ARMAN: The highlight of the race for me was hurdling the distance between 66th km to the 85th km mark. At this stage, my whole body was in pain, the searing heat is a major distraction, and every step is a struggle. I think the better term for this is hitting the “wall”.   After the 85th mark, it all came easy.

Arman_all alone
– Arman running alone – 

Is there anything you wish you had done differently during the race?

RICO: I experienced GI (gastrointestinal) issues during the first half of the race. I had to stop about 8 times just to “go” to the bathroom. i wish i had practice eating the solid food that i plan to eat on the race during training. Actually that was Mr. Ben Gaetos’ (filipino ultramarathoner based in US) advice that unfortunately I didn’t follow.

DESS: Running a 102km was virgin territory for me. I had a game plan and I stuck with it. In the end, the plan worked. I wouldn’t have done it any another way.

TAN: I wished I had not underestimated the heat. If i knew i had to walk so much under the heat, I might have tried running faster for the first part of the race
while still under the cover of darkness, away from the heat.


– Should have CWX stabylx running tights by that time
– Never forget my sunblock in my drop bag (km50) although I wasn’t burned at all this time probably because I was ready for the HEAT FACTOR
– Body Glide (promise to get it) – I got abrasions on my inner thighs, luckily for Petroleum Jelly which helped but barely – it just doesn’t do the job like Body Glide at all.
– Bring plaster tape next time and tape tightly under the sole of your foot (you know the one located below your big toe where blisters mostly occur from the constant pounding, just for prevention purposes), although I didn’t get blisters, I could feel the onset of one on the 40km something due to extremely wet socks, it was a good thing I had extra socks in my drop bag when I reached km50.

JONEL: Follow my pre-race pace plan.  I just totally forgot it.and do walking training as part of my preparations for another ultramarathon.  Walking is inevitable because of the demands of the distance.  Somewhere, somehow, the walking will take over, like it or not.

ARMAN: I had done my best, I plan my race and race my plan and I am very happy with the result, finishing 15th among 82 runners. 

MARK: I wouldn’t change a thing, it’s my first race. I managed expectations and did give my very best.

Will you do it again?

ATTY. JON: Yes, I will for as long as my physical body can take it.

RICO: definitely! already signed up for the 2nd edition next year!

MARI: I just signified my intention over BR’s blog for the 2nd edition, it is an experience I intend to do many times – hopefully with better results.

DON: In a heartbeat.

J.: God, yes!
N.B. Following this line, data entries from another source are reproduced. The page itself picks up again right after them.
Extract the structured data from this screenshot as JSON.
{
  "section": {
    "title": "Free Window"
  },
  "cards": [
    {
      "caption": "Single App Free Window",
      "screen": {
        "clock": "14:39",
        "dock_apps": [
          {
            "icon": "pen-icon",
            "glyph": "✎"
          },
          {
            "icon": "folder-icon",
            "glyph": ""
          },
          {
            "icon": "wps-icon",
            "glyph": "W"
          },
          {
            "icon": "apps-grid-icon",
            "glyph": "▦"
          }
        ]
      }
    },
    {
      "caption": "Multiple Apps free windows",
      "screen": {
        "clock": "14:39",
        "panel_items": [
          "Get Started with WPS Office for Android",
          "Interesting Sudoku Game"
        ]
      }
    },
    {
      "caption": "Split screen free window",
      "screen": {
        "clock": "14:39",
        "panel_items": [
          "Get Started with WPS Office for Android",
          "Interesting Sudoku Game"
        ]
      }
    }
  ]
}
I signed up for next year.

BALDWIN: Definitely!

TAN: Maybe TNF100 in the Philippines??!! But I’ll definitely recommended it to my other Singaporean friends!

ARMAN: YES! YES! YES! I registered already for year 2 of this event. The feeling of crossing the finish line is priceless.

MARK: Race opened my eyes to the history that have been forgotten by most. During the run, you would have thoughts of how hard it was for our soldiers way back. I want to do my part in remembering and honoring our soldiers who died in Bataan fighting for our freedom. I already registered for the 2nd Bataan 102 Ultra Marathon.

DESS: Definitely! In fact, I’m already signing up for next year. 

JONEL: In a heartbeat! 102 times yes.

Next: Top 3 Tips for those who want to run an ultra from each of the ultrarunners